▸ **TO DO**
Output each record below exactly as it stands, leaving out the pictures.

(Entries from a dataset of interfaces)
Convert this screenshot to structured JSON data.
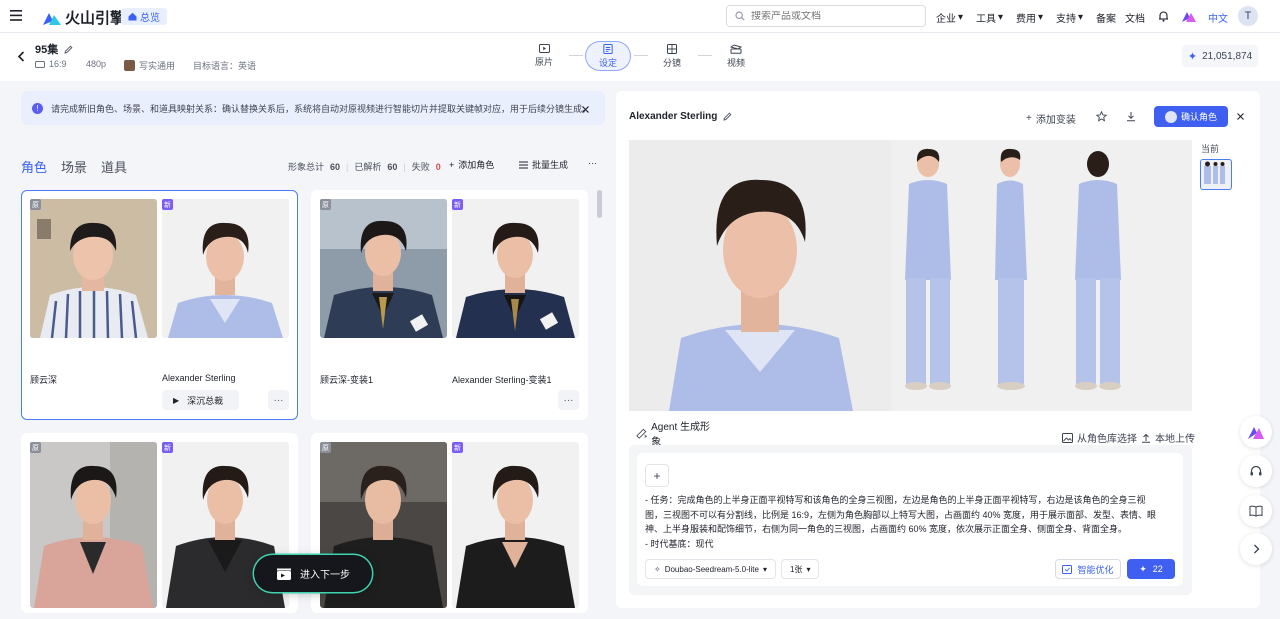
{
  "topbar": {
    "brand": "火山引擎",
    "home_badge": "总览",
    "search_placeholder": "搜索产品或文档",
    "nav": [
      "企业",
      "工具",
      "费用",
      "支持"
    ],
    "nav_plain": [
      "备案",
      "文档"
    ],
    "lang": "中文",
    "avatar_initial": "T"
  },
  "project": {
    "title": "95集",
    "ratio": "16:9",
    "resolution": "480p",
    "style": "写实通用",
    "target_lang": "目标语言：英语"
  },
  "steps": [
    {
      "label": "原片",
      "icon": "film-icon"
    },
    {
      "label": "设定",
      "icon": "document-icon"
    },
    {
      "label": "分镜",
      "icon": "storyboard-icon"
    },
    {
      "label": "视频",
      "icon": "video-icon"
    }
  ],
  "active_step": "设定",
  "points": "21,051,874",
  "notice": "请完成新旧角色、场景、和道具映射关系：确认替换关系后，系统将自动对原视频进行智能切片并提取关键帧对应，用于后续分镜生成。",
  "tabs": [
    "角色",
    "场景",
    "道具"
  ],
  "active_tab": "角色",
  "stats": {
    "total_label": "形象总计",
    "total": "60",
    "parsed_label": "已解析",
    "parsed": "60",
    "failed_label": "失败",
    "failed": "0"
  },
  "actions": {
    "add_role": "添加角色",
    "batch": "批量生成"
  },
  "cards": [
    {
      "orig_name": "顾云深",
      "new_name": "Alexander Sterling",
      "voice": "深沉总裁",
      "orig_tag": "原",
      "new_tag": "新"
    },
    {
      "orig_name": "顾云深-变装1",
      "new_name": "Alexander Sterling-变装1",
      "orig_tag": "原",
      "new_tag": "新"
    },
    {
      "orig_tag": "原",
      "new_tag": "新"
    },
    {
      "orig_tag": "原",
      "new_tag": "新"
    }
  ],
  "next_step": "进入下一步",
  "panel": {
    "title": "Alexander Sterling",
    "add_outfit": "添加变装",
    "confirm": "确认角色",
    "current": "当前",
    "agent_tab": "Agent 生成形象",
    "from_library": "从角色库选择",
    "local_upload": "本地上传",
    "prompt_lines": [
      "- 任务：完成角色的上半身正面平视特写和该角色的全身三视图，左边是角色的上半身正面平视特写，右边是该角色的全身三视",
      "图，三视图不可以有分割线，比例是 16:9，左侧为角色胸部以上特写大图，占画面约 40% 宽度，用于展示面部、发型、表情、眼",
      "神、上半身服装和配饰细节，右侧为同一角色的三视图，占画面约 60% 宽度，依次展示正面全身、侧面全身、背面全身。",
      "- 时代基底：现代"
    ],
    "model": "Doubao-Seedream-5.0-lite",
    "count": "1张",
    "optimize": "智能优化",
    "generate_cost": "22"
  },
  "colors": {
    "accent": "#3f5ff0",
    "tag_new": "#7b5cf5",
    "tag_orig": "#8a8f99",
    "pajama": "#aebde8"
  }
}
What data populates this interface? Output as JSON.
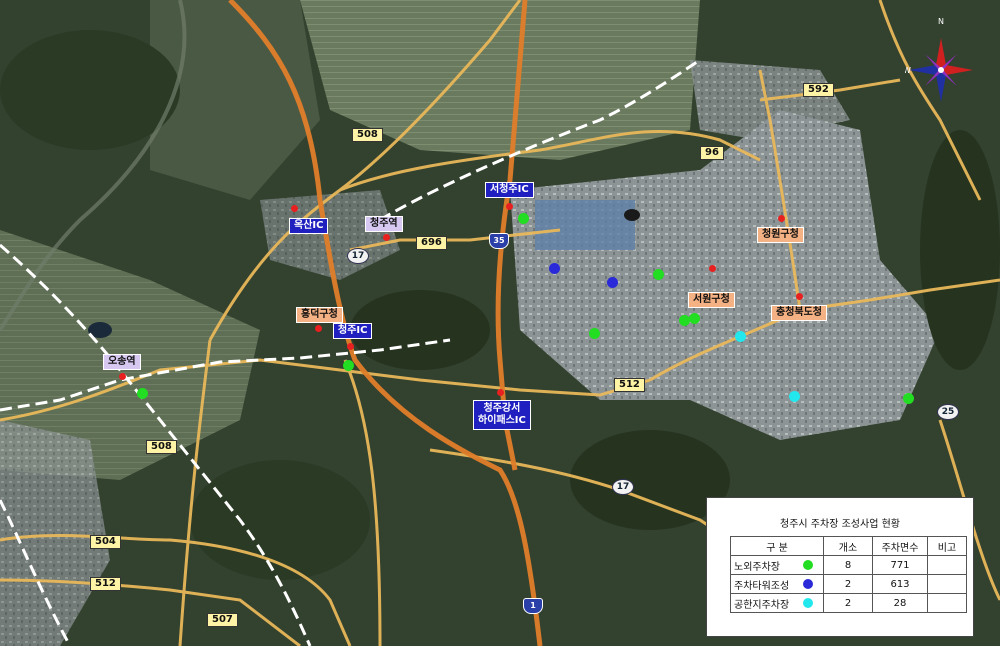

▸ **RESULT OF THIS EXERCISE**
Convert this screenshot to structured JSON data.
{
  "topbar": {
    "brand": "火山引擎",
    "home_badge": "总览",
    "search_placeholder": "搜索产品或文档",
    "nav": [
      "企业",
      "工具",
      "费用",
      "支持"
    ],
    "nav_plain": [
      "备案",
      "文档"
    ],
    "lang": "中文",
    "avatar_initial": "T"
  },
  "project": {
    "title": "95集",
    "ratio": "16:9",
    "resolution": "480p",
    "style": "写实通用",
    "target_lang": "目标语言：英语"
  },
  "steps": [
    {
      "label": "原片",
      "icon": "film-icon"
    },
    {
      "label": "设定",
      "icon": "document-icon"
    },
    {
      "label": "分镜",
      "icon": "storyboard-icon"
    },
    {
      "label": "视频",
      "icon": "video-icon"
    }
  ],
  "active_step": "设定",
  "points": "21,051,874",
  "notice": "请完成新旧角色、场景、和道具映射关系：确认替换关系后，系统将自动对原视频进行智能切片并提取关键帧对应，用于后续分镜生成。",
  "tabs": [
    "角色",
    "场景",
    "道具"
  ],
  "active_tab": "角色",
  "stats": {
    "total_label": "形象总计",
    "total": "60",
    "parsed_label": "已解析",
    "parsed": "60",
    "failed_label": "失败",
    "failed": "0"
  },
  "actions": {
    "add_role": "添加角色",
    "batch": "批量生成"
  },
  "cards": [
    {
      "orig_name": "顾云深",
      "new_name": "Alexander Sterling",
      "voice": "深沉总裁",
      "orig_tag": "原",
      "new_tag": "新"
    },
    {
      "orig_name": "顾云深-变装1",
      "new_name": "Alexander Sterling-变装1",
      "orig_tag": "原",
      "new_tag": "新"
    },
    {
      "orig_tag": "原",
      "new_tag": "新"
    },
    {
      "orig_tag": "原",
      "new_tag": "新"
    }
  ],
  "next_step": "进入下一步",
  "panel": {
    "title": "Alexander Sterling",
    "add_outfit": "添加变装",
    "confirm": "确认角色",
    "current": "当前",
    "agent_tab": "Agent 生成形象",
    "from_library": "从角色库选择",
    "local_upload": "本地上传",
    "prompt_lines": [
      "- 任务：完成角色的上半身正面平视特写和该角色的全身三视图，左边是角色的上半身正面平视特写，右边是该角色的全身三视",
      "图，三视图不可以有分割线，比例是 16:9，左侧为角色胸部以上特写大图，占画面约 40% 宽度，用于展示面部、发型、表情、眼",
      "神、上半身服装和配饰细节，右侧为同一角色的三视图，占画面约 60% 宽度，依次展示正面全身、侧面全身、背面全身。",
      "- 时代基底：现代"
    ],
    "model": "Doubao-Seedream-5.0-lite",
    "count": "1张",
    "optimize": "智能优化",
    "generate_cost": "22"
  },
  "colors": {
    "accent": "#3f5ff0",
    "tag_new": "#7b5cf5",
    "tag_orig": "#8a8f99",
    "pajama": "#aebde8"
  }
}
What data populates this interface? Output as JSON.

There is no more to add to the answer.